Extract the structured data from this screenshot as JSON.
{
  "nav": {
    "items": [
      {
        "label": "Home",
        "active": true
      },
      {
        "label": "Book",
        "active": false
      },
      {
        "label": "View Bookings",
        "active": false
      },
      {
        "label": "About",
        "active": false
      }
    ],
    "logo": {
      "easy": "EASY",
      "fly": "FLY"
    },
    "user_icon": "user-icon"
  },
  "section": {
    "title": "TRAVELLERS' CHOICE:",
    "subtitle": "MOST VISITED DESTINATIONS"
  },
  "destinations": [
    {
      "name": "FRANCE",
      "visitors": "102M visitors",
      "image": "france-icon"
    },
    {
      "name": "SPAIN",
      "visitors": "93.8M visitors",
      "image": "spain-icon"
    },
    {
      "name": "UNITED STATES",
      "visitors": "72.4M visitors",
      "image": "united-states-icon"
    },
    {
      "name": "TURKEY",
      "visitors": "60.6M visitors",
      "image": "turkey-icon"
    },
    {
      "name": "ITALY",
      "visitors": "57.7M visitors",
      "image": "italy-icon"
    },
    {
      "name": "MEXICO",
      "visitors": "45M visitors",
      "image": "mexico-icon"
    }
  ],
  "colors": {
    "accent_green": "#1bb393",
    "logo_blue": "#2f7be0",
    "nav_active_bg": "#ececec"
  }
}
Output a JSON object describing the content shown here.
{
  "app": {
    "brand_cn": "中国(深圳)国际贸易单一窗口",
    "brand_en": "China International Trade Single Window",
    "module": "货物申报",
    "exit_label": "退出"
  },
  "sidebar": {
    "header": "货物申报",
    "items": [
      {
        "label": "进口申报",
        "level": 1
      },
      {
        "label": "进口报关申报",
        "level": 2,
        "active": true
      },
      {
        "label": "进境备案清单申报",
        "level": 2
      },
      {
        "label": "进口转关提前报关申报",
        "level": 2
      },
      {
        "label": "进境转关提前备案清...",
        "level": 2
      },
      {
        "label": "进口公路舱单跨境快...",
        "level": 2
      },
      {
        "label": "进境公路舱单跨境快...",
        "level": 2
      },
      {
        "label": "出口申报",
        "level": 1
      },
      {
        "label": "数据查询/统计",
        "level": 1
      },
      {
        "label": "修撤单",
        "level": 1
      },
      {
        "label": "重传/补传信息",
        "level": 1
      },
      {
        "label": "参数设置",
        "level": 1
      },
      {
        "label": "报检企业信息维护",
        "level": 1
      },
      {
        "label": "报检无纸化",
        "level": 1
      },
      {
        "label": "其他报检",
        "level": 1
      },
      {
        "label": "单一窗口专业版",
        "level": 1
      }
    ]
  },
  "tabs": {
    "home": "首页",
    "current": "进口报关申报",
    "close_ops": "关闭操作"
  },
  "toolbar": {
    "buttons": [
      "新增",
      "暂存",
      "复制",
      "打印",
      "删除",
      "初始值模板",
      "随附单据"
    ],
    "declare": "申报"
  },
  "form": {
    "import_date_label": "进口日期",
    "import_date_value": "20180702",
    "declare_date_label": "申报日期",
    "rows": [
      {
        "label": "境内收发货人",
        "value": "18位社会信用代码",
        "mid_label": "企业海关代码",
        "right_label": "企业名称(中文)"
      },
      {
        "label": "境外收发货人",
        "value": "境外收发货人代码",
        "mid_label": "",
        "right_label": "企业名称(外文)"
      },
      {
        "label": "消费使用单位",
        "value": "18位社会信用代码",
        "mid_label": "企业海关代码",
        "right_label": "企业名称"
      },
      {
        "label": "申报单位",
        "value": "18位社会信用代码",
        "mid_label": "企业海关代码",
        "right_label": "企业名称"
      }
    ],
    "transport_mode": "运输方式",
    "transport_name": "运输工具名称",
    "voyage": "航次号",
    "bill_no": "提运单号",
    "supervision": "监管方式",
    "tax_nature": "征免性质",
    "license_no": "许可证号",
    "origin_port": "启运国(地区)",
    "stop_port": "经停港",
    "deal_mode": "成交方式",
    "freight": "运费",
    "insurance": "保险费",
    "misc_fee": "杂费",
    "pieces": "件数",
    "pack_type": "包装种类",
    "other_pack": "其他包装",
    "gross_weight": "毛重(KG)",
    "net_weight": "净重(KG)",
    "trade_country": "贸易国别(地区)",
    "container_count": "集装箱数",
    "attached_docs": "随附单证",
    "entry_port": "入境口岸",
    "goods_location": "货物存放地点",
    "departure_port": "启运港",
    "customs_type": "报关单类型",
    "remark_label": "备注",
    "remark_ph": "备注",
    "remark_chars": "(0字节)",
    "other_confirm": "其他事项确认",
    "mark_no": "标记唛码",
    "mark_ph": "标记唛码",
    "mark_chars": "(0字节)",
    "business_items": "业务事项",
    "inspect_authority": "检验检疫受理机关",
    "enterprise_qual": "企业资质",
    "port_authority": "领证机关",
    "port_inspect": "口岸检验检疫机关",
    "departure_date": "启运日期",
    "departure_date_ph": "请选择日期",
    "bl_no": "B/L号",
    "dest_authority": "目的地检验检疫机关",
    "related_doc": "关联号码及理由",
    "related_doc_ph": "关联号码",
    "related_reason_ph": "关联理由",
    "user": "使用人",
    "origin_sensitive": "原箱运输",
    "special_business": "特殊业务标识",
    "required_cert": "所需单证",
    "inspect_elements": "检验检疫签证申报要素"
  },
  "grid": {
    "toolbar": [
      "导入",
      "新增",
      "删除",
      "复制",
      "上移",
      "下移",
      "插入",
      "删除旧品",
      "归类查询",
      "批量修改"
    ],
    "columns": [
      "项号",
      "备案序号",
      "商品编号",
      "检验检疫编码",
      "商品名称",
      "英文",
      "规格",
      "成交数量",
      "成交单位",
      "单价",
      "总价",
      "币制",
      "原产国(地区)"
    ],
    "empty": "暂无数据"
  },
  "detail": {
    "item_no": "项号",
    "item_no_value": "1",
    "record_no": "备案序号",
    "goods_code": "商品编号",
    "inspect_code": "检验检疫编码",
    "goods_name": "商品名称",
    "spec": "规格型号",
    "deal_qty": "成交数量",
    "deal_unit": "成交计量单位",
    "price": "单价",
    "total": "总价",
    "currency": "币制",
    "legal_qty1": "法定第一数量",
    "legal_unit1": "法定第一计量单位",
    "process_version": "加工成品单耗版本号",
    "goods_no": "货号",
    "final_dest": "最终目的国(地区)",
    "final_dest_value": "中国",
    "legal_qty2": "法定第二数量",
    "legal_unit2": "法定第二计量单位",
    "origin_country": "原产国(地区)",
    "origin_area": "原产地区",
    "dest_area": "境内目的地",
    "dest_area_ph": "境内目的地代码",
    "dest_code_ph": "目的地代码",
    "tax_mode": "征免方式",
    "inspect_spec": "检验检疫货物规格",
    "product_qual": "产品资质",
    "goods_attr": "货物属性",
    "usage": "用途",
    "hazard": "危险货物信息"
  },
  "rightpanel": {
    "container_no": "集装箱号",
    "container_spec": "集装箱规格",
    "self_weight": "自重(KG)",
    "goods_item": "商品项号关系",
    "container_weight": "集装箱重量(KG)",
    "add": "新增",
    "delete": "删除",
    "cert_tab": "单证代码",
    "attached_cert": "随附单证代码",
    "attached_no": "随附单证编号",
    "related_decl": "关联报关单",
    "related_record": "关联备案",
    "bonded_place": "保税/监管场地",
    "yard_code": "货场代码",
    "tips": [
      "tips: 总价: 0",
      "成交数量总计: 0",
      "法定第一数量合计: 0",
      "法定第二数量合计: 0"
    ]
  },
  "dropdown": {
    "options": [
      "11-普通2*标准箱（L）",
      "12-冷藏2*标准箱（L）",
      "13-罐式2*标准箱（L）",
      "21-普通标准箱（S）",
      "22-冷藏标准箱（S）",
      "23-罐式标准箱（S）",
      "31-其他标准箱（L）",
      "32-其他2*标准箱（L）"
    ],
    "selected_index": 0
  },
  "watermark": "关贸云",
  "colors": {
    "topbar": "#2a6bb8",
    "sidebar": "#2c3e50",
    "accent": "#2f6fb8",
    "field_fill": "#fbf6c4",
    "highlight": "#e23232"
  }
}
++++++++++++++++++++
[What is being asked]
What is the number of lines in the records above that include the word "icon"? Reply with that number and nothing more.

[Worked solution]
7